* **What is expected**:
Using the listing below, return every line that includes "Maisons".

+++++

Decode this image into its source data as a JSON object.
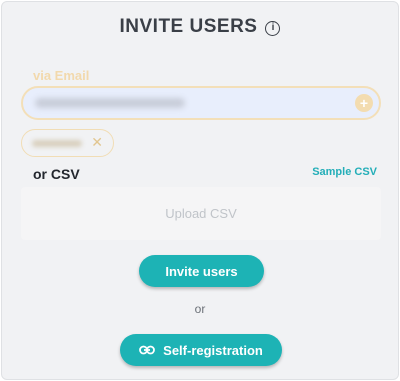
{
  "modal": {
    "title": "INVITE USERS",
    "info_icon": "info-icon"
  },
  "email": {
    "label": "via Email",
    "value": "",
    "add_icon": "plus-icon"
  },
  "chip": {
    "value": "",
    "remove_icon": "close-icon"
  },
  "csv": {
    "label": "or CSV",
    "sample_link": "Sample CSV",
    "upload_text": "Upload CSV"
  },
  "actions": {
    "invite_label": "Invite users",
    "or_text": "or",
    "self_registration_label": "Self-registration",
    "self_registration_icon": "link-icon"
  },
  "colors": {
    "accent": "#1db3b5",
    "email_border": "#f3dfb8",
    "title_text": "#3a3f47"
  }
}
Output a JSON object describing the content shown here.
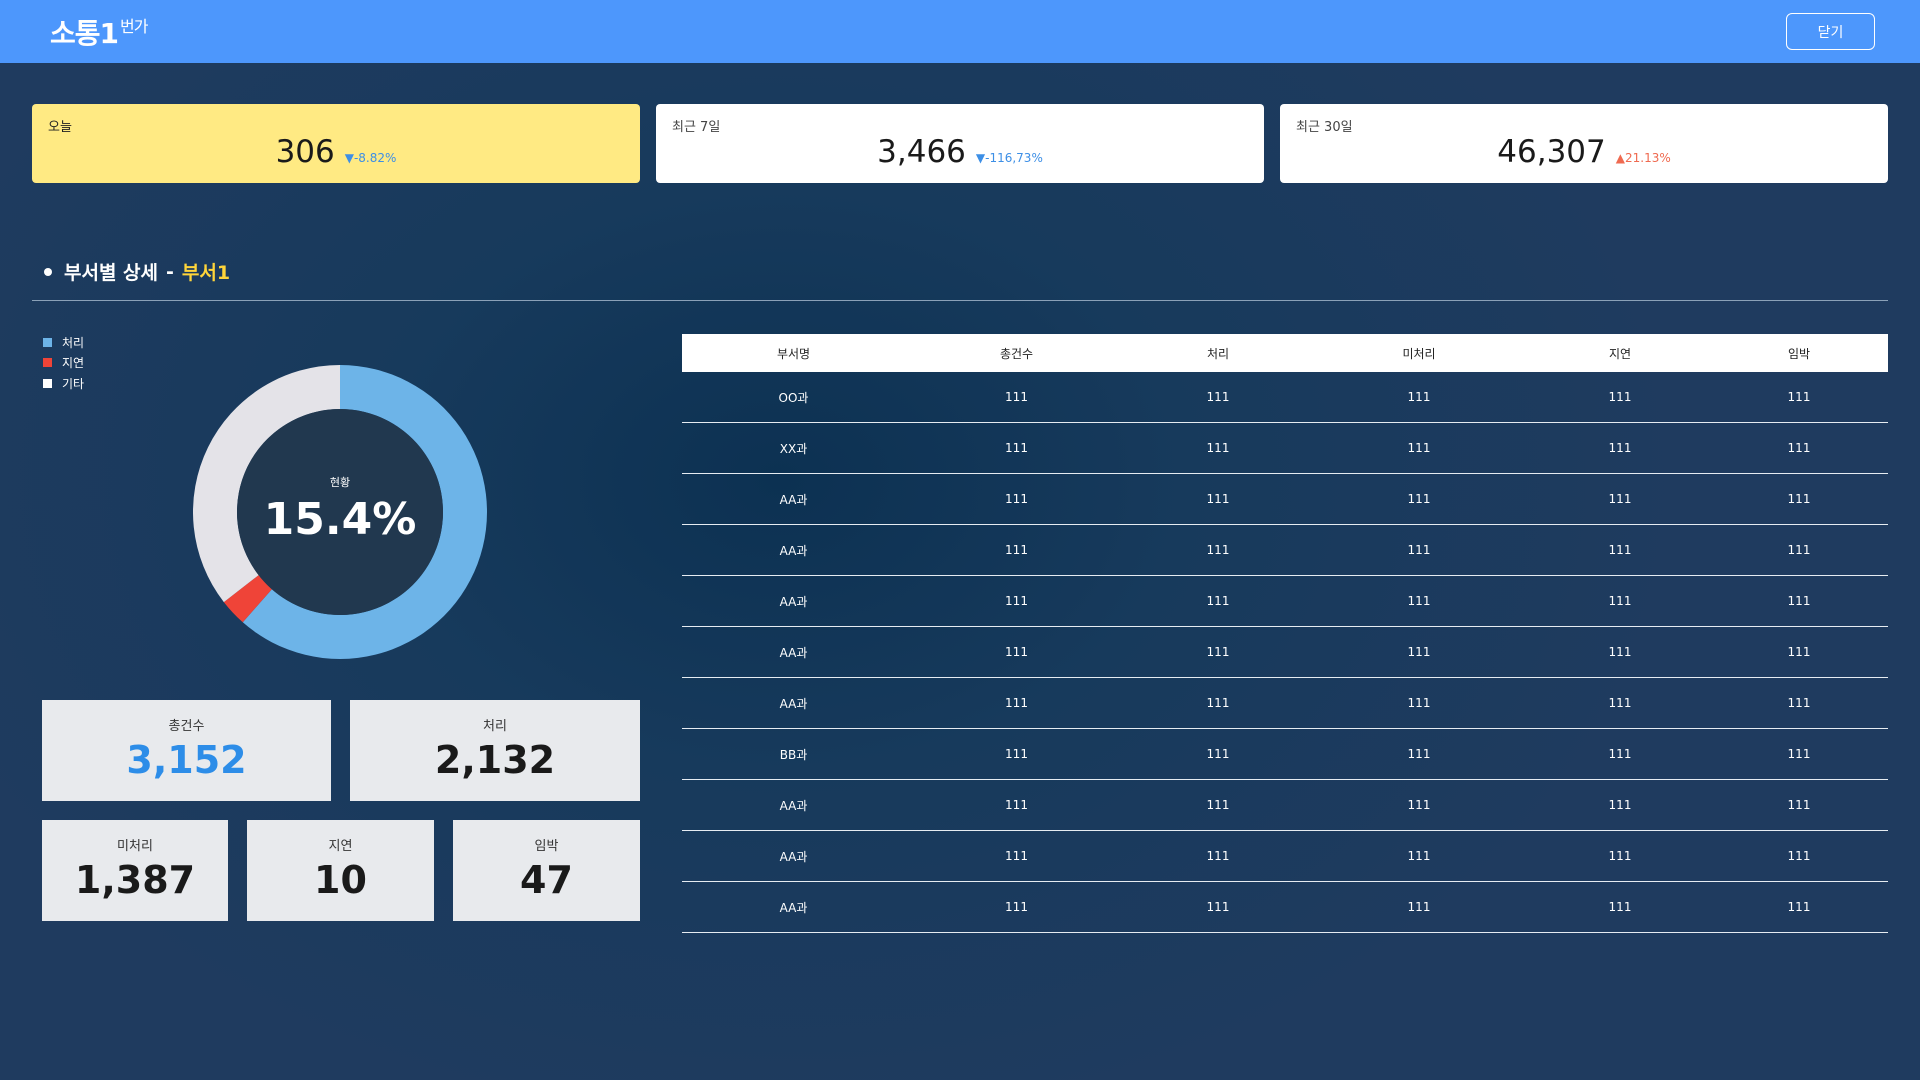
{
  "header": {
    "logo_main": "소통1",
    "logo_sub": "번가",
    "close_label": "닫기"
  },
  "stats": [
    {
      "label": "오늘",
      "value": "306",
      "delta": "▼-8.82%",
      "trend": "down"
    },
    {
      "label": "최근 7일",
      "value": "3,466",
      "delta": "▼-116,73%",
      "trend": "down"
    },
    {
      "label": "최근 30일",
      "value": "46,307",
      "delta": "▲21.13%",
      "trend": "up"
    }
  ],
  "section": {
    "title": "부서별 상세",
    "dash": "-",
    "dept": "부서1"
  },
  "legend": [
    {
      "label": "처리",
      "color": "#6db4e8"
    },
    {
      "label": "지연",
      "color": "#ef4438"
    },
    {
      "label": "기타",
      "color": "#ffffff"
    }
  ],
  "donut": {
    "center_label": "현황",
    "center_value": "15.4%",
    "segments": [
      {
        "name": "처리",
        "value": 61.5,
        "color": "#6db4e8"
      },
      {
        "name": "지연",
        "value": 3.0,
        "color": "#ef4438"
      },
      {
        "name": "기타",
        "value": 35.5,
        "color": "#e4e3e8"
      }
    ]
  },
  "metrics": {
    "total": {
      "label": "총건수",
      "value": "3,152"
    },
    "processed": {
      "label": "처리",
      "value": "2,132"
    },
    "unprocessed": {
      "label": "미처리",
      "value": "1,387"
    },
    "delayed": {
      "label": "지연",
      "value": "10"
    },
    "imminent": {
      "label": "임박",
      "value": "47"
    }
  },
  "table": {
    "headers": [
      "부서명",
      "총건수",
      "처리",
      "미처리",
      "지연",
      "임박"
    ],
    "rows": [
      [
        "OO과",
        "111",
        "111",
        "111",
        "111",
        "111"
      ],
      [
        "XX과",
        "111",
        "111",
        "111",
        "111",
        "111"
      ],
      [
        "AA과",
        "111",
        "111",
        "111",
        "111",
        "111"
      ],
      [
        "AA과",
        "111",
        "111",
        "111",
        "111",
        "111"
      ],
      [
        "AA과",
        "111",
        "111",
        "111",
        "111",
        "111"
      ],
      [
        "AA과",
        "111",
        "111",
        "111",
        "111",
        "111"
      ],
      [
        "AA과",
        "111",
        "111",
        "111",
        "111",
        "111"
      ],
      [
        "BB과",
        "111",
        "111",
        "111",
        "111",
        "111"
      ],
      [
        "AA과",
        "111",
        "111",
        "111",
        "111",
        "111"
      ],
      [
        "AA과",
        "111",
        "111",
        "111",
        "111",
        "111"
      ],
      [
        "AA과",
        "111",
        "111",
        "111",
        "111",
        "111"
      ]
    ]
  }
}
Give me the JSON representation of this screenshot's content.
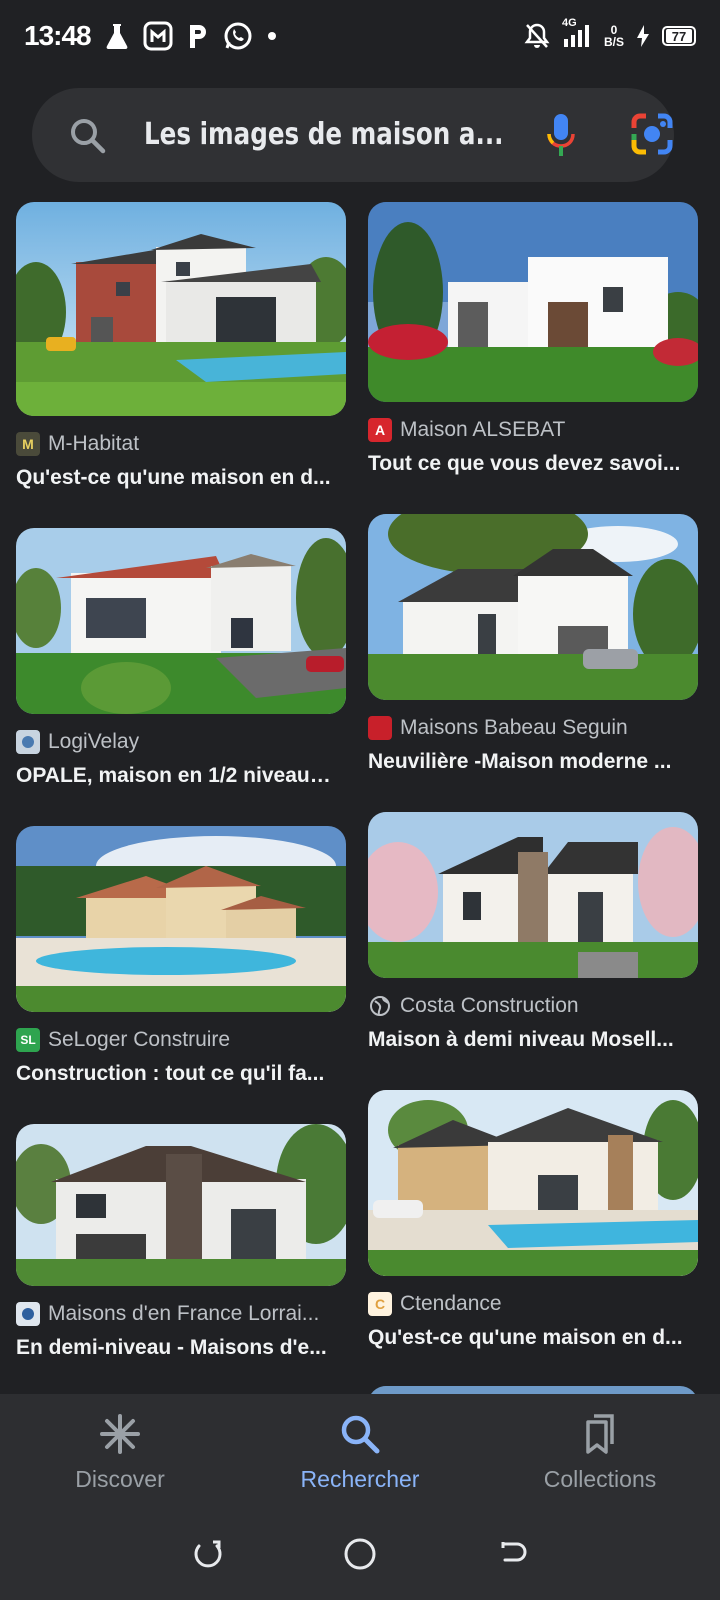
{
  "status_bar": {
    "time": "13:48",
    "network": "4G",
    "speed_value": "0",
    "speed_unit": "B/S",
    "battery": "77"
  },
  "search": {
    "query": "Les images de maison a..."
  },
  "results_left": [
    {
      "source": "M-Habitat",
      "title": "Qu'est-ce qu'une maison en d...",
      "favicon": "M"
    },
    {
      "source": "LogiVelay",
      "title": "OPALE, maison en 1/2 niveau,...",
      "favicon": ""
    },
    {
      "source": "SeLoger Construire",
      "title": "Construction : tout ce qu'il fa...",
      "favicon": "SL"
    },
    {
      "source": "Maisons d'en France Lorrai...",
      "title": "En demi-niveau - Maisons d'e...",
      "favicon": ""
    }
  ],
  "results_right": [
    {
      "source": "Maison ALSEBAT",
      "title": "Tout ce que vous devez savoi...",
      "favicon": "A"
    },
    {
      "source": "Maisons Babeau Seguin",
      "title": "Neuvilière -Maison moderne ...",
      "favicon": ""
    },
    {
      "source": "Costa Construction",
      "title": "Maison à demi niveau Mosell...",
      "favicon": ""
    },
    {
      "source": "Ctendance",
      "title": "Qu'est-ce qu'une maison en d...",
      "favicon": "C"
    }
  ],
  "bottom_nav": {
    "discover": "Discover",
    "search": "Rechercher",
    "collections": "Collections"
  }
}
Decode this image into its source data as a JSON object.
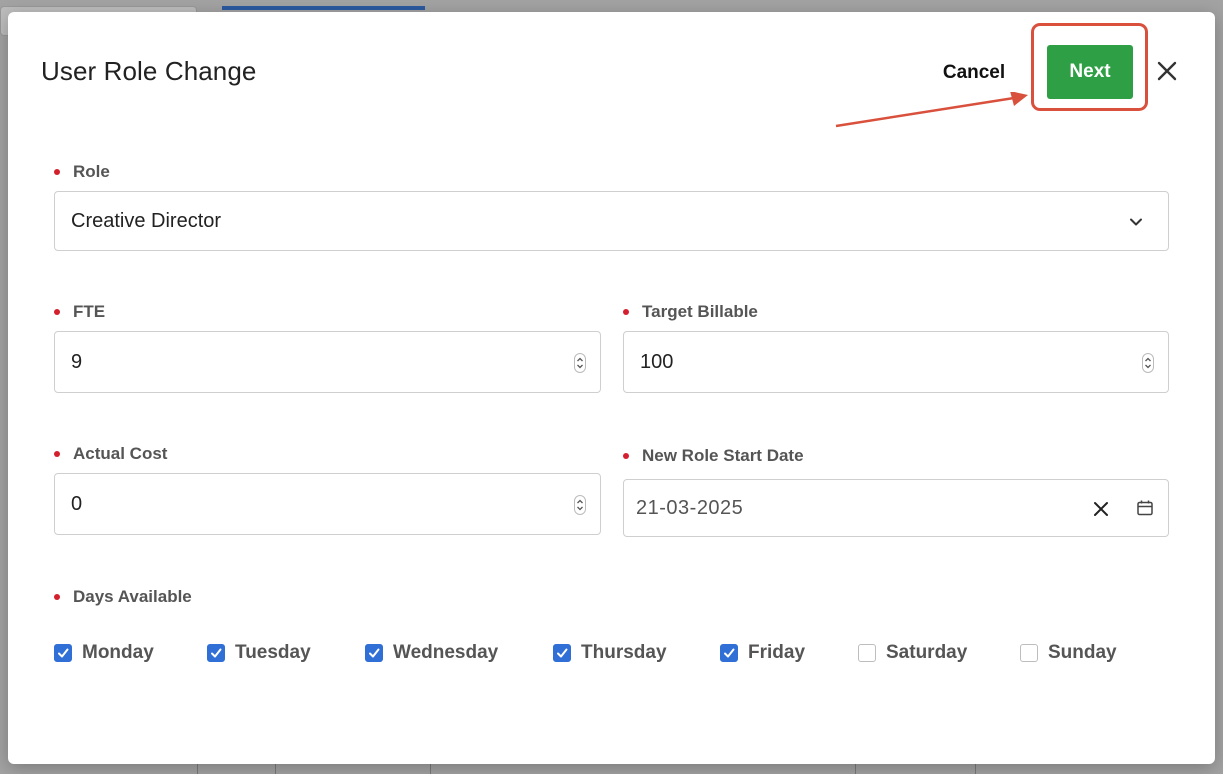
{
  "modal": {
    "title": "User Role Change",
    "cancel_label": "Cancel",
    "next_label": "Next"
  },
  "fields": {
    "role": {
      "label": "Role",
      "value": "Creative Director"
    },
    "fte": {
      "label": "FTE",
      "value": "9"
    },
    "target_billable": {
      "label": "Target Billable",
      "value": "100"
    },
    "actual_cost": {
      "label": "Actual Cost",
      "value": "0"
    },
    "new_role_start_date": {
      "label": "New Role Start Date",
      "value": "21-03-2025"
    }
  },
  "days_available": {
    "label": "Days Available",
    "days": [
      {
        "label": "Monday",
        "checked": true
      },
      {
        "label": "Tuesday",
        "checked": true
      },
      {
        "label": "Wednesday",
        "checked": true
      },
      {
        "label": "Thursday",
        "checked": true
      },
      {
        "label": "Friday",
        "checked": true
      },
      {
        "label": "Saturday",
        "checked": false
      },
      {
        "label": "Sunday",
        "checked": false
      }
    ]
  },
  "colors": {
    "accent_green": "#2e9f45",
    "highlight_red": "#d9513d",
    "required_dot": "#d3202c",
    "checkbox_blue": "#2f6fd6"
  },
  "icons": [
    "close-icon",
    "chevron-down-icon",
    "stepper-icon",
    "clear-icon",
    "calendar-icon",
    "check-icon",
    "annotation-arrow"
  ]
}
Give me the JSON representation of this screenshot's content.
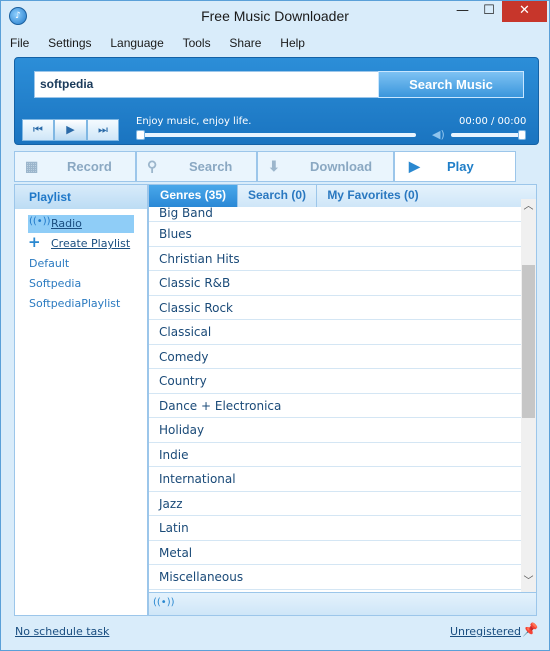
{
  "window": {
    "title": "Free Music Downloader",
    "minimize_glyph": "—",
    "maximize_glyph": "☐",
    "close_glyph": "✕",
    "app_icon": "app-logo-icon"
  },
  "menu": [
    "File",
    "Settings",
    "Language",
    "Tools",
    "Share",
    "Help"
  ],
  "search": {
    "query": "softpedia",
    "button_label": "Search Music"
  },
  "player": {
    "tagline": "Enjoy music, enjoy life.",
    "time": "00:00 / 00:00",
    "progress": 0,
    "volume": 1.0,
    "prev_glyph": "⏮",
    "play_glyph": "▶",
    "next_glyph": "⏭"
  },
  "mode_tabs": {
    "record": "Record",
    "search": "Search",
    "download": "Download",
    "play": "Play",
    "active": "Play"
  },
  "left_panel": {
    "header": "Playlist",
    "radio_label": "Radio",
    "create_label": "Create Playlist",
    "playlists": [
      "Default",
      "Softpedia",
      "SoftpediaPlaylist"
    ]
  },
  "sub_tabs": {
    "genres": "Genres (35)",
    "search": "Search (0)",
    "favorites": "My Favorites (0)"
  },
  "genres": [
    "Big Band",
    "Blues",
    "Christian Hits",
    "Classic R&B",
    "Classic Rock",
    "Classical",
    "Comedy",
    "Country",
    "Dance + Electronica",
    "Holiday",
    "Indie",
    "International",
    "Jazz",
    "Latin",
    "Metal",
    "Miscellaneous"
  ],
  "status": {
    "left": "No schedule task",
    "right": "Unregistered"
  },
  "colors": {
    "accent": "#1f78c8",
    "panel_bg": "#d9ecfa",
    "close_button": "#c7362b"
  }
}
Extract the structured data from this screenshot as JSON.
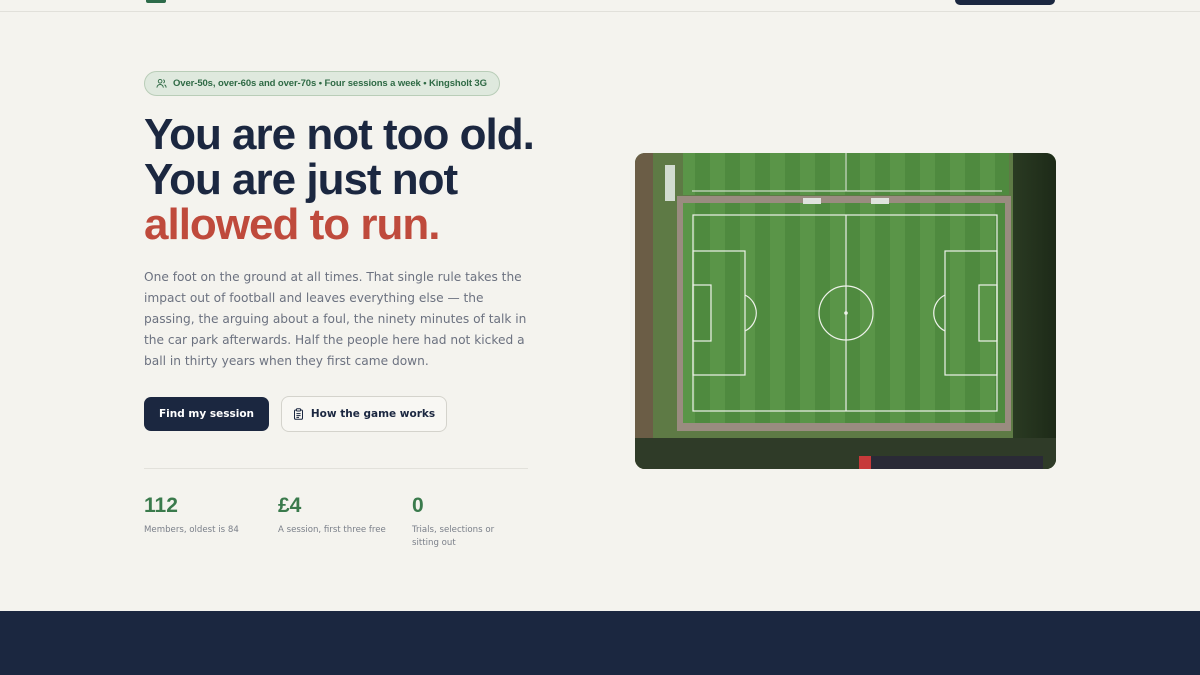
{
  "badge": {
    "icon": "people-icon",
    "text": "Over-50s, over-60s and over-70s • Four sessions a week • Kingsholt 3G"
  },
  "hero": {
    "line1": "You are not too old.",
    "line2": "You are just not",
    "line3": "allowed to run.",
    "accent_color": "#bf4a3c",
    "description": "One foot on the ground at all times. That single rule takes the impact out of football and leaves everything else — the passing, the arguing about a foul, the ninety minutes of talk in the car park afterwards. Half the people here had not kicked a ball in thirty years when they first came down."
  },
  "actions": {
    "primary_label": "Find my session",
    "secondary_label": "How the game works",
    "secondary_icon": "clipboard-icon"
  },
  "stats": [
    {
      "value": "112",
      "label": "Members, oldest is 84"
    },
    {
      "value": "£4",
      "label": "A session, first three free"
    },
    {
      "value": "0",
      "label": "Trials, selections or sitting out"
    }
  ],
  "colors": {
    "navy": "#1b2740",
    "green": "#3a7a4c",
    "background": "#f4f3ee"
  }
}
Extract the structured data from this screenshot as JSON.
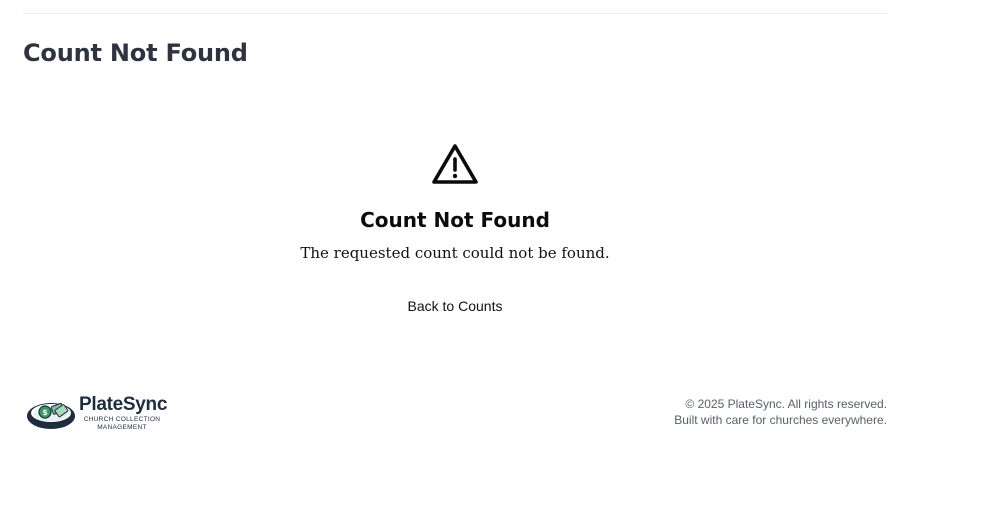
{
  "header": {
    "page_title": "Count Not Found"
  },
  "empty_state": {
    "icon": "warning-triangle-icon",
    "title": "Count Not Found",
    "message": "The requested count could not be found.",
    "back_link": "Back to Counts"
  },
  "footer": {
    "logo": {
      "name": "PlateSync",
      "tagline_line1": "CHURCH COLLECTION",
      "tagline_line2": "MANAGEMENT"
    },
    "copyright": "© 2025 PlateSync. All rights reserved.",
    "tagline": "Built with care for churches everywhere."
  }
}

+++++

* **Result for this task**:
      "source": "Maisons d'en France Lorrai...",
      "title": "En demi-niveau - Maisons d'e...",
      "source": "Maisons Babeau Seguin",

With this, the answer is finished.